(Beginning of INPUT RECORDS)
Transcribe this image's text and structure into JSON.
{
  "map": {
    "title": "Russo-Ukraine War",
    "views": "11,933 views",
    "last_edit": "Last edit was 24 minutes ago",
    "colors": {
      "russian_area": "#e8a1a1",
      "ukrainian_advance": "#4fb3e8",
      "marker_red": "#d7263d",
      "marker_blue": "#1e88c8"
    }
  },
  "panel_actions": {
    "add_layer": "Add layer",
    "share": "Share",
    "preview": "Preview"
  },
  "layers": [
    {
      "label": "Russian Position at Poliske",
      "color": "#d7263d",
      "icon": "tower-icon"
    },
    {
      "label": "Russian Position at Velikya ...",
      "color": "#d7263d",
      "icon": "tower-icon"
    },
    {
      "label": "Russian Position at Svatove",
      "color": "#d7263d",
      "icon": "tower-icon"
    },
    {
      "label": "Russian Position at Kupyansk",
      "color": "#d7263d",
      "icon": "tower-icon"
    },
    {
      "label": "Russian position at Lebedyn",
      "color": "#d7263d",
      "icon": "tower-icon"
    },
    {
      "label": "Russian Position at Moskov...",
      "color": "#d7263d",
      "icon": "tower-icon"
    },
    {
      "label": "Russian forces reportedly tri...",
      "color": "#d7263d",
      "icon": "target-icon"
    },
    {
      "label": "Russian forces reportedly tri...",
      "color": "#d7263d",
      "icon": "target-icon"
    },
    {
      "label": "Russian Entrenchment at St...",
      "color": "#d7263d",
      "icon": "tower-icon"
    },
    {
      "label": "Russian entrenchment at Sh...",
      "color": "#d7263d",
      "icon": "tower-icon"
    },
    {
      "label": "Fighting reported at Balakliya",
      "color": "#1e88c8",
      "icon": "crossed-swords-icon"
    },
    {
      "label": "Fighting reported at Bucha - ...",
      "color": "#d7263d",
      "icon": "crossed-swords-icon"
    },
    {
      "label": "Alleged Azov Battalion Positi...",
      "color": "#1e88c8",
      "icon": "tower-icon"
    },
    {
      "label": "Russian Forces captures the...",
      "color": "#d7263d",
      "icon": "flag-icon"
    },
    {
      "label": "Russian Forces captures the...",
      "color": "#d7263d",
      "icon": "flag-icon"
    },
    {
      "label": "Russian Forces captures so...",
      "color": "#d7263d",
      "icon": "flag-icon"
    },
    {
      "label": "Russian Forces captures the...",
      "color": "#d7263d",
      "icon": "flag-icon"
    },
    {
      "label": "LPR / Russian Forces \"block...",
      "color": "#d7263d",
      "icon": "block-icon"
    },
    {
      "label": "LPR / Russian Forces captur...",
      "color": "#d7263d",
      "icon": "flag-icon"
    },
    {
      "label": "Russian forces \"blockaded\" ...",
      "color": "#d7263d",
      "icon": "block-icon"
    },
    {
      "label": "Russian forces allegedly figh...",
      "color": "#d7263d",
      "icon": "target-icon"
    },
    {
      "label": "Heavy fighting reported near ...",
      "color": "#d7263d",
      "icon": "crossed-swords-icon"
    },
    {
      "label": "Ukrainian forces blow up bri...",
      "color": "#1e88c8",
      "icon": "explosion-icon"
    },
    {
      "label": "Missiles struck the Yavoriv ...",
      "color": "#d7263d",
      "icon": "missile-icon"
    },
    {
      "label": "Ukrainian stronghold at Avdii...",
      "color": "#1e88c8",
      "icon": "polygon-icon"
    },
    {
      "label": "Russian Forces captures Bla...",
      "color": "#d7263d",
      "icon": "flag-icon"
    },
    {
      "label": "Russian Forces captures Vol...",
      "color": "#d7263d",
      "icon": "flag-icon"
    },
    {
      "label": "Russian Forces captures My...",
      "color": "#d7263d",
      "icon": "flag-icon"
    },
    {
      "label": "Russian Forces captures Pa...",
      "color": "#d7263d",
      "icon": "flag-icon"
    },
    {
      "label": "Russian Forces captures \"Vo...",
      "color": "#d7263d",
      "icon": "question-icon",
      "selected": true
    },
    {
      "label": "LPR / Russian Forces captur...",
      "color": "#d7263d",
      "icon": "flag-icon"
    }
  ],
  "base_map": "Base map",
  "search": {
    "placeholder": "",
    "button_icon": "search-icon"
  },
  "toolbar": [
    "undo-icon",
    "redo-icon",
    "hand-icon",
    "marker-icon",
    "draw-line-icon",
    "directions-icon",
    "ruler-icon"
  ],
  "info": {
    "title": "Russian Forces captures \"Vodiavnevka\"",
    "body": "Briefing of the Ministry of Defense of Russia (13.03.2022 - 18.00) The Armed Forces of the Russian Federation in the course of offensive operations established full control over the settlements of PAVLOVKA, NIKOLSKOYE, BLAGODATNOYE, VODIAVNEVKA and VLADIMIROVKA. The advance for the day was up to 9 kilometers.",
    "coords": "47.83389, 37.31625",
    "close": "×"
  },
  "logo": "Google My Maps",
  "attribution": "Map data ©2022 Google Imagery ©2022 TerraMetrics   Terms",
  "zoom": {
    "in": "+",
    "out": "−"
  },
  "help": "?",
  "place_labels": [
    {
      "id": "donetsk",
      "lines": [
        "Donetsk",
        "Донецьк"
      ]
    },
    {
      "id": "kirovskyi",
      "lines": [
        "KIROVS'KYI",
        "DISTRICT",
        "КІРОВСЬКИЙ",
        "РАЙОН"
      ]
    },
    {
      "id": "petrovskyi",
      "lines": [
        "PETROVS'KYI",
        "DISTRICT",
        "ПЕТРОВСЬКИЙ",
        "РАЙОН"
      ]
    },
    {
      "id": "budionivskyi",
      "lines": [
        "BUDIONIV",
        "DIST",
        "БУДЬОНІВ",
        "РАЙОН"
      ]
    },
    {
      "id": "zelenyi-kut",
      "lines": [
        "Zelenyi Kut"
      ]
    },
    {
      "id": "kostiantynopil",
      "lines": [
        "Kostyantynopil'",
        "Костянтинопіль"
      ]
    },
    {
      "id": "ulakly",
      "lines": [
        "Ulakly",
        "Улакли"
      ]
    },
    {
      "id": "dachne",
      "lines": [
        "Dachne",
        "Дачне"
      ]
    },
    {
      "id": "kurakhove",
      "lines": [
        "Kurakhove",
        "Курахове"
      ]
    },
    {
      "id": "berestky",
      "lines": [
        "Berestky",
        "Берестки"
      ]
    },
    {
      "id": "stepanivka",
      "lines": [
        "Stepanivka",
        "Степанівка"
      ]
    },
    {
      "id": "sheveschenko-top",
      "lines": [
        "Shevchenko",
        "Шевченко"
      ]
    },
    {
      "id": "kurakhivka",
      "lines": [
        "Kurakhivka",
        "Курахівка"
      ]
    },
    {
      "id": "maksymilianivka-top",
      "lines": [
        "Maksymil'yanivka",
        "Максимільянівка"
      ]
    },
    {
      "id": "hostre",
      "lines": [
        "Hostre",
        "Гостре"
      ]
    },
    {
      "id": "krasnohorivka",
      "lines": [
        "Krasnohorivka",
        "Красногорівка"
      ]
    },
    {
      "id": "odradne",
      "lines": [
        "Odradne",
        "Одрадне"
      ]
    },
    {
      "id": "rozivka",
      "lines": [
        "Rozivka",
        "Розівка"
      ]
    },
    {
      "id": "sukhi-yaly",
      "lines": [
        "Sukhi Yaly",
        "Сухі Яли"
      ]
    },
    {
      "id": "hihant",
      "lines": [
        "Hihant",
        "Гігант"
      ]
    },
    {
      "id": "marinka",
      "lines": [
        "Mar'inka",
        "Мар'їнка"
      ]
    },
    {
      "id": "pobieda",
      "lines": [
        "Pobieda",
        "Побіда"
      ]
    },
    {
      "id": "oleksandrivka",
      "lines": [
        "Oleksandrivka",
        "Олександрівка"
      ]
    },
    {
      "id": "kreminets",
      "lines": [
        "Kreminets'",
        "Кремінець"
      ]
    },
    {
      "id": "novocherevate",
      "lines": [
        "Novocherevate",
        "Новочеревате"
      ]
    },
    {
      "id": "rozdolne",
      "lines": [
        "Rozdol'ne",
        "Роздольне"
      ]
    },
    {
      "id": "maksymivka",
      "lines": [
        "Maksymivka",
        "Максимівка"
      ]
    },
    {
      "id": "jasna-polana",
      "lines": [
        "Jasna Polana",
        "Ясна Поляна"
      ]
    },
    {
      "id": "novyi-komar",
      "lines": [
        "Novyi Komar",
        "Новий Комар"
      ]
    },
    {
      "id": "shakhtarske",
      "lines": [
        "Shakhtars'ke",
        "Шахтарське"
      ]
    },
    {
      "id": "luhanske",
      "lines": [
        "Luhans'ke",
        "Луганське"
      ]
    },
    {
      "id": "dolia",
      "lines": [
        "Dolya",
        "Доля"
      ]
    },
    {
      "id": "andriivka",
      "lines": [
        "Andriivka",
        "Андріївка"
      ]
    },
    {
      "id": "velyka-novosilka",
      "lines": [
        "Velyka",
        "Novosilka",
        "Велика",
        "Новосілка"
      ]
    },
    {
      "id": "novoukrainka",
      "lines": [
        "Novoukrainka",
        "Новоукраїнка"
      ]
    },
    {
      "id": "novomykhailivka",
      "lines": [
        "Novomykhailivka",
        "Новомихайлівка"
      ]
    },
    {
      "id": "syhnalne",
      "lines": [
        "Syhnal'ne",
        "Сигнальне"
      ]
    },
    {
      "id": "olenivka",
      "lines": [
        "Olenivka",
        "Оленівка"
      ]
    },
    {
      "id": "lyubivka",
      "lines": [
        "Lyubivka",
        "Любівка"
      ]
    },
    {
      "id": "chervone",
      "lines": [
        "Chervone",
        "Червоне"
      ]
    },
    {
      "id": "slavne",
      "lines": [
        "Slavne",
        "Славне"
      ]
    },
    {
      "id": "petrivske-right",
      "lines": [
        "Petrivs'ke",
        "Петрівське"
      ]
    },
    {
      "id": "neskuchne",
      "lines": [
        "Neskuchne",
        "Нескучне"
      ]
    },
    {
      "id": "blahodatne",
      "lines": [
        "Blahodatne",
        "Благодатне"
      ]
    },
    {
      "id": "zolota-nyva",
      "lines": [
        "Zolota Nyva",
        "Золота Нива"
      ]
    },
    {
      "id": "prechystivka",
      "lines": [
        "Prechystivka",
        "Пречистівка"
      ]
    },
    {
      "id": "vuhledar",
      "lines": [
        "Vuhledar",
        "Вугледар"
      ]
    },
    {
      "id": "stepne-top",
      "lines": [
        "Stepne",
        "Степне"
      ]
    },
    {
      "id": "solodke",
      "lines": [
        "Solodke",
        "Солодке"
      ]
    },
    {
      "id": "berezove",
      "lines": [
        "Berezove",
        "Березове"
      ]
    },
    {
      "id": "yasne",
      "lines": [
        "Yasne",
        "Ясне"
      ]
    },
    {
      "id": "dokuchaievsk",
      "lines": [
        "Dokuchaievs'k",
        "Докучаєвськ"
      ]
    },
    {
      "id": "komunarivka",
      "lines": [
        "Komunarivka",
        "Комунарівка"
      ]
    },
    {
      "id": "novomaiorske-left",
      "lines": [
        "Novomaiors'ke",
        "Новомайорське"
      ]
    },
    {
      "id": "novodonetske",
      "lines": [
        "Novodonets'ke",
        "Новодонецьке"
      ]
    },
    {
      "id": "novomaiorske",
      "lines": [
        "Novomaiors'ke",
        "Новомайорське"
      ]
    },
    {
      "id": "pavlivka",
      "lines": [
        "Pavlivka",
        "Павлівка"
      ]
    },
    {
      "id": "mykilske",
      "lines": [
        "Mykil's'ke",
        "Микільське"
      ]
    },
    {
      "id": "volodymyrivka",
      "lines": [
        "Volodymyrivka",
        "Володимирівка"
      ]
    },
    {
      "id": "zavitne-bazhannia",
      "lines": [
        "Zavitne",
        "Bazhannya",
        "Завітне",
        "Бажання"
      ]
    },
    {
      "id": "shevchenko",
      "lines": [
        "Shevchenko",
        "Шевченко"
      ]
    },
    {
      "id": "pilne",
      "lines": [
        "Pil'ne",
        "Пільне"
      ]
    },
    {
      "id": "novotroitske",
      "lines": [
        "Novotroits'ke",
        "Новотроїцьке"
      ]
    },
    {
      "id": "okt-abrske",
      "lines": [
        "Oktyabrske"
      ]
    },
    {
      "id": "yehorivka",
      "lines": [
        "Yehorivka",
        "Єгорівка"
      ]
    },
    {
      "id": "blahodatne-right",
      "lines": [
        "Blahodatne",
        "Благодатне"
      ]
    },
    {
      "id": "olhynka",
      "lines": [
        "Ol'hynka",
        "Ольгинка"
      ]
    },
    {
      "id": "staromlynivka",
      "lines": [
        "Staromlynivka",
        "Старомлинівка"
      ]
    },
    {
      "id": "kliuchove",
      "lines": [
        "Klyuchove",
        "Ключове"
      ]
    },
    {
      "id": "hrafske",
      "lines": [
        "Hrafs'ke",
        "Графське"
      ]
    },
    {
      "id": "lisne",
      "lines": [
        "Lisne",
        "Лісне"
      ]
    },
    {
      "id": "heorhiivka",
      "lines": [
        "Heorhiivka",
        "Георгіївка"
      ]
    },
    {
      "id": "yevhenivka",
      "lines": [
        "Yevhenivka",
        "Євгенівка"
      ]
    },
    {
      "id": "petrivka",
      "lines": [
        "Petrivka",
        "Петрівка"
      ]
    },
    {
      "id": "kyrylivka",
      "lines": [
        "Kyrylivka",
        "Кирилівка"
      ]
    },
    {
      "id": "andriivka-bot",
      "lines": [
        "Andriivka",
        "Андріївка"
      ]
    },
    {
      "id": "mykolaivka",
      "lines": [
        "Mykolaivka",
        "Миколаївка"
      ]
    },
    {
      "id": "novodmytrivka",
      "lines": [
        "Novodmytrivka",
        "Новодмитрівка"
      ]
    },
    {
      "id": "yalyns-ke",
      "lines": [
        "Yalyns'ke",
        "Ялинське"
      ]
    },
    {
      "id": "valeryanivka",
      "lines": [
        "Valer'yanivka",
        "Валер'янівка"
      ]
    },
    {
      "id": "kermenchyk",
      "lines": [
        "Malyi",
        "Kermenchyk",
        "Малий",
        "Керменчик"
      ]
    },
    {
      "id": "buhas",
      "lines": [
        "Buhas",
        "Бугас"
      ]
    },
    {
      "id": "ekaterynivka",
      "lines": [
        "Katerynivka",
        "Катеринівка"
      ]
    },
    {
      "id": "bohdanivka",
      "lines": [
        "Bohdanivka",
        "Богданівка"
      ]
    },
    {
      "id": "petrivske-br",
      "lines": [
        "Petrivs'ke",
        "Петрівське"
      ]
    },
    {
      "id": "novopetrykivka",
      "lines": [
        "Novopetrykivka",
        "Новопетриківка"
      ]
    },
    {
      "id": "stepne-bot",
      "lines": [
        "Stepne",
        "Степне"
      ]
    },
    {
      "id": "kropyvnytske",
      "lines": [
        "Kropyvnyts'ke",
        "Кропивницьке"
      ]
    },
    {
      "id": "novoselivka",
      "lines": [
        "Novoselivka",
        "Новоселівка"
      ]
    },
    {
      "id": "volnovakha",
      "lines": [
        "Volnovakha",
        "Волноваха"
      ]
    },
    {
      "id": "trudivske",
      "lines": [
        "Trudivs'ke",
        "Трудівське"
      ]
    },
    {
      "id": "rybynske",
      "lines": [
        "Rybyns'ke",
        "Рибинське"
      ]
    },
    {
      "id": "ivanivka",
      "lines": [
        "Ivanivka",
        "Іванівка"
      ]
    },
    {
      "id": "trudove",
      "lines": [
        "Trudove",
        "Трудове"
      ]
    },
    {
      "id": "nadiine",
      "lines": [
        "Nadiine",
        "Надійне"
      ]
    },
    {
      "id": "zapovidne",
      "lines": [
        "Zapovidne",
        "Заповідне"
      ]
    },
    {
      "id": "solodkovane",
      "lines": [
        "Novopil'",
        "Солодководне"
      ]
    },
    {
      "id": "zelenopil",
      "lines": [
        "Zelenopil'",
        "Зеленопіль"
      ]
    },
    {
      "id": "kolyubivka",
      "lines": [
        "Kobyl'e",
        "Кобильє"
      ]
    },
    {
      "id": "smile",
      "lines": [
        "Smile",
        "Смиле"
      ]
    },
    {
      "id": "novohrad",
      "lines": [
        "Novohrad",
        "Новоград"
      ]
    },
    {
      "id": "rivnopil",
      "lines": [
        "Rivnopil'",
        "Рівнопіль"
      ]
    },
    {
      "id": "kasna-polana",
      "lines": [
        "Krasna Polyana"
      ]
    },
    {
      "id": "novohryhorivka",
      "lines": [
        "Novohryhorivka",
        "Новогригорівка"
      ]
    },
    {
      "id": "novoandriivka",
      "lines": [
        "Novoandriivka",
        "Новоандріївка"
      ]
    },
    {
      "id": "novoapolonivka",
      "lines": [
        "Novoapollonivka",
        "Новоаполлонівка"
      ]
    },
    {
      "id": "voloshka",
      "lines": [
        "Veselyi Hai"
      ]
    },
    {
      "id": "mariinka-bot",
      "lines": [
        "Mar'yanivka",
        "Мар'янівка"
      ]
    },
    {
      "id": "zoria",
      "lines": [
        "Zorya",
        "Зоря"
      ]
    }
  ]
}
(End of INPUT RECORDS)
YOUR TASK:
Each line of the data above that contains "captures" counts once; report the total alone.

TASK OUTPUT:
10